EXERCISE REQUIREMENTS:
Line by line, output the data that follows exactly as written.

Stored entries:

┌──

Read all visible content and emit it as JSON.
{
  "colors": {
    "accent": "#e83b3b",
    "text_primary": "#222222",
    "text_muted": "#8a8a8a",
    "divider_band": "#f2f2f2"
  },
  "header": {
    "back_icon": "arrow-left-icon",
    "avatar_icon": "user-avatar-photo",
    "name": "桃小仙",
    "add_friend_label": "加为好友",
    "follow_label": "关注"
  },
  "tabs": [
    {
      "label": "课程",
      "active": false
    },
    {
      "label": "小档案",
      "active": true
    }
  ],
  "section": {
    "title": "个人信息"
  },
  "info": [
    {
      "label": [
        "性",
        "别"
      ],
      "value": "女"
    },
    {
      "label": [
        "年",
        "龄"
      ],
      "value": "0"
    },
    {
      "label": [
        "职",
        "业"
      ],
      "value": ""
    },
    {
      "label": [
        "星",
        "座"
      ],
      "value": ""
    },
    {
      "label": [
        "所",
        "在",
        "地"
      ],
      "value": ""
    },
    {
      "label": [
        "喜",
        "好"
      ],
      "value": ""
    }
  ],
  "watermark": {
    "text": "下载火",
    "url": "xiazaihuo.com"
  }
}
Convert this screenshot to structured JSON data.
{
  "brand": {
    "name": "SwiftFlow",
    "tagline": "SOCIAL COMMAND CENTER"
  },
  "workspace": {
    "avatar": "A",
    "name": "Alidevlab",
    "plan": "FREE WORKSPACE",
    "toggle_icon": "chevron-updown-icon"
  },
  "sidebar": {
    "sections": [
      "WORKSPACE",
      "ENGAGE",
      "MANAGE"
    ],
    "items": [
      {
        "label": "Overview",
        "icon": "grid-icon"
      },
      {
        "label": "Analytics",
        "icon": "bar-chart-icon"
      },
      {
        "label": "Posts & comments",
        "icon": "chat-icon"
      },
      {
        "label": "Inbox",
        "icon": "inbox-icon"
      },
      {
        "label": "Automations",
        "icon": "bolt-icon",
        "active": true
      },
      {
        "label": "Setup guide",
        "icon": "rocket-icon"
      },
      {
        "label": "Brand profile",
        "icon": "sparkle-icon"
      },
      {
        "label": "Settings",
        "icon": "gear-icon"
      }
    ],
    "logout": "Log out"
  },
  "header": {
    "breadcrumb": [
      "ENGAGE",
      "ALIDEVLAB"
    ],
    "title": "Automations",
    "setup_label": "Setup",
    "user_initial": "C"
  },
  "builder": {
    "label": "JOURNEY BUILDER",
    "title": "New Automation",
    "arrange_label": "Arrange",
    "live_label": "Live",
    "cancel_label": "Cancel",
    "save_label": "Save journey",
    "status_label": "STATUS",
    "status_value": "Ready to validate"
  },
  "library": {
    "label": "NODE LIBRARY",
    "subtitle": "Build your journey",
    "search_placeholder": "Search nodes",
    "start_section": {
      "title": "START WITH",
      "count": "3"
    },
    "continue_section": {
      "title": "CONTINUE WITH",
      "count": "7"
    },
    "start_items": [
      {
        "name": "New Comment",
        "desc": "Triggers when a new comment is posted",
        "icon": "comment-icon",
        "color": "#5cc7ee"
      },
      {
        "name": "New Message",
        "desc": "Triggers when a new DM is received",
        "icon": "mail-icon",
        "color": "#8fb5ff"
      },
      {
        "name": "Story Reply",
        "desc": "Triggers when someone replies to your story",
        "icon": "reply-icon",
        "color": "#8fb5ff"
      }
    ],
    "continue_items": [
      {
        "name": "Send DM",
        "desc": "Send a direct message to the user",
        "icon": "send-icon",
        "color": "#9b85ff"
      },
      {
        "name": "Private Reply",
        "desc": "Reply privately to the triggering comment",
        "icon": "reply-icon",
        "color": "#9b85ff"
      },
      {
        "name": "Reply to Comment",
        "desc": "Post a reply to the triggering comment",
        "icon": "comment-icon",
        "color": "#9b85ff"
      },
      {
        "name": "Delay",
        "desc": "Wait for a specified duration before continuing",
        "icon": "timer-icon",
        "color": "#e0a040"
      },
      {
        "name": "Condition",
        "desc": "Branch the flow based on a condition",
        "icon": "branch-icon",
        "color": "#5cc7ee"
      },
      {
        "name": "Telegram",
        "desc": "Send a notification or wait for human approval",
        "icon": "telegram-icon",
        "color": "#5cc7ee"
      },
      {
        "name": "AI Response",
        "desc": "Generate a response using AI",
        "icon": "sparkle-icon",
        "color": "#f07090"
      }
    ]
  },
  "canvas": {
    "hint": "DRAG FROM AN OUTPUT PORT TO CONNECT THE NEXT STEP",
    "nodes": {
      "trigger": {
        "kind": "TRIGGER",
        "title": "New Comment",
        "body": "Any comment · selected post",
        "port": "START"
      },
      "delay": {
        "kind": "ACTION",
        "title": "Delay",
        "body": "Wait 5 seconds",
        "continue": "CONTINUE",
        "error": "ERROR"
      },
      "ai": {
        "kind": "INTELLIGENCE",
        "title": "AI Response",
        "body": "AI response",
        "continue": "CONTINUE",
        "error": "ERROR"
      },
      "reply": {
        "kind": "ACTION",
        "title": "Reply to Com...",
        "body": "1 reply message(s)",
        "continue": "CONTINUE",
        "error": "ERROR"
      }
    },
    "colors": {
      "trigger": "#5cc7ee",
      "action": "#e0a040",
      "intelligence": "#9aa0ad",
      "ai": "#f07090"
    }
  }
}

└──

RESPONSE TO THE TASK:
Read all visible content and emit it as JSON.
{
  "colors": {
    "accent": "#e83b3b",
    "text_primary": "#222222",
    "text_muted": "#8a8a8a",
    "divider_band": "#f2f2f2"
  },
  "header": {
    "back_icon": "arrow-left-icon",
    "avatar_icon": "user-avatar-photo",
    "name": "桃小仙",
    "add_friend_label": "加为好友",
    "follow_label": "关注"
  },
  "tabs": [
    {
      "label": "课程",
      "active": false
    },
    {
      "label": "小档案",
      "active": true
    }
  ],
  "section": {
    "title": "个人信息"
  },
  "info": [
    {
      "label": [
        "性",
        "别"
      ],
      "value": "女"
    },
    {
      "label": [
        "年",
        "龄"
      ],
      "value": "0"
    },
    {
      "label": [
        "职",
        "业"
      ],
      "value": ""
    },
    {
      "label": [
        "星",
        "座"
      ],
      "value": ""
    },
    {
      "label": [
        "所",
        "在",
        "地"
      ],
      "value": ""
    },
    {
      "label": [
        "喜",
        "好"
      ],
      "value": ""
    }
  ],
  "watermark": {
    "text": "下载火",
    "url": "xiazaihuo.com"
  }
}
Convert this screenshot to structured JSON data.
{
  "brand": {
    "name": "SwiftFlow",
    "tagline": "SOCIAL COMMAND CENTER"
  },
  "workspace": {
    "avatar": "A",
    "name": "Alidevlab",
    "plan": "FREE WORKSPACE",
    "toggle_icon": "chevron-updown-icon"
  },
  "sidebar": {
    "sections": [
      "WORKSPACE",
      "ENGAGE",
      "MANAGE"
    ],
    "items": [
      {
        "label": "Overview",
        "icon": "grid-icon"
      },
      {
        "label": "Analytics",
        "icon": "bar-chart-icon"
      },
      {
        "label": "Posts & comments",
        "icon": "chat-icon"
      },
      {
        "label": "Inbox",
        "icon": "inbox-icon"
      },
      {
        "label": "Automations",
        "icon": "bolt-icon",
        "active": true
      },
      {
        "label": "Setup guide",
        "icon": "rocket-icon"
      },
      {
        "label": "Brand profile",
        "icon": "sparkle-icon"
      },
      {
        "label": "Settings",
        "icon": "gear-icon"
      }
    ],
    "logout": "Log out"
  },
  "header": {
    "breadcrumb": [
      "ENGAGE",
      "ALIDEVLAB"
    ],
    "title": "Automations",
    "setup_label": "Setup",
    "user_initial": "C"
  },
  "builder": {
    "label": "JOURNEY BUILDER",
    "title": "New Automation",
    "arrange_label": "Arrange",
    "live_label": "Live",
    "cancel_label": "Cancel",
    "save_label": "Save journey",
    "status_label": "STATUS",
    "status_value": "Ready to validate"
  },
  "library": {
    "label": "NODE LIBRARY",
    "subtitle": "Build your journey",
    "search_placeholder": "Search nodes",
    "start_section": {
      "title": "START WITH",
      "count": "3"
    },
    "continue_section": {
      "title": "CONTINUE WITH",
      "count": "7"
    },
    "start_items": [
      {
        "name": "New Comment",
        "desc": "Triggers when a new comment is posted",
        "icon": "comment-icon",
        "color": "#5cc7ee"
      },
      {
        "name": "New Message",
        "desc": "Triggers when a new DM is received",
        "icon": "mail-icon",
        "color": "#8fb5ff"
      },
      {
        "name": "Story Reply",
        "desc": "Triggers when someone replies to your story",
        "icon": "reply-icon",
        "color": "#8fb5ff"
      }
    ],
    "continue_items": [
      {
        "name": "Send DM",
        "desc": "Send a direct message to the user",
        "icon": "send-icon",
        "color": "#9b85ff"
      },
      {
        "name": "Private Reply",
        "desc": "Reply privately to the triggering comment",
        "icon": "reply-icon",
        "color": "#9b85ff"
      },
      {
        "name": "Reply to Comment",
        "desc": "Post a reply to the triggering comment",
        "icon": "comment-icon",
        "color": "#9b85ff"
      },
      {
        "name": "Delay",
        "desc": "Wait for a specified duration before continuing",
        "icon": "timer-icon",
        "color": "#e0a040"
      },
      {
        "name": "Condition",
        "desc": "Branch the flow based on a condition",
        "icon": "branch-icon",
        "color": "#5cc7ee"
      },
      {
        "name": "Telegram",
        "desc": "Send a notification or wait for human approval",
        "icon": "telegram-icon",
        "color": "#5cc7ee"
      },
      {
        "name": "AI Response",
        "desc": "Generate a response using AI",
        "icon": "sparkle-icon",
        "color": "#f07090"
      }
    ]
  },
  "canvas": {
    "hint": "DRAG FROM AN OUTPUT PORT TO CONNECT THE NEXT STEP",
    "nodes": {
      "trigger": {
        "kind": "TRIGGER",
        "title": "New Comment",
        "body": "Any comment · selected post",
        "port": "START"
      },
      "delay": {
        "kind": "ACTION",
        "title": "Delay",
        "body": "Wait 5 seconds",
        "continue": "CONTINUE",
        "error": "ERROR"
      },
      "ai": {
        "kind": "INTELLIGENCE",
        "title": "AI Response",
        "body": "AI response",
        "continue": "CONTINUE",
        "error": "ERROR"
      },
      "reply": {
        "kind": "ACTION",
        "title": "Reply to Com...",
        "body": "1 reply message(s)",
        "continue": "CONTINUE",
        "error": "ERROR"
      }
    },
    "colors": {
      "trigger": "#5cc7ee",
      "action": "#e0a040",
      "intelligence": "#9aa0ad",
      "ai": "#f07090"
    }
  }
}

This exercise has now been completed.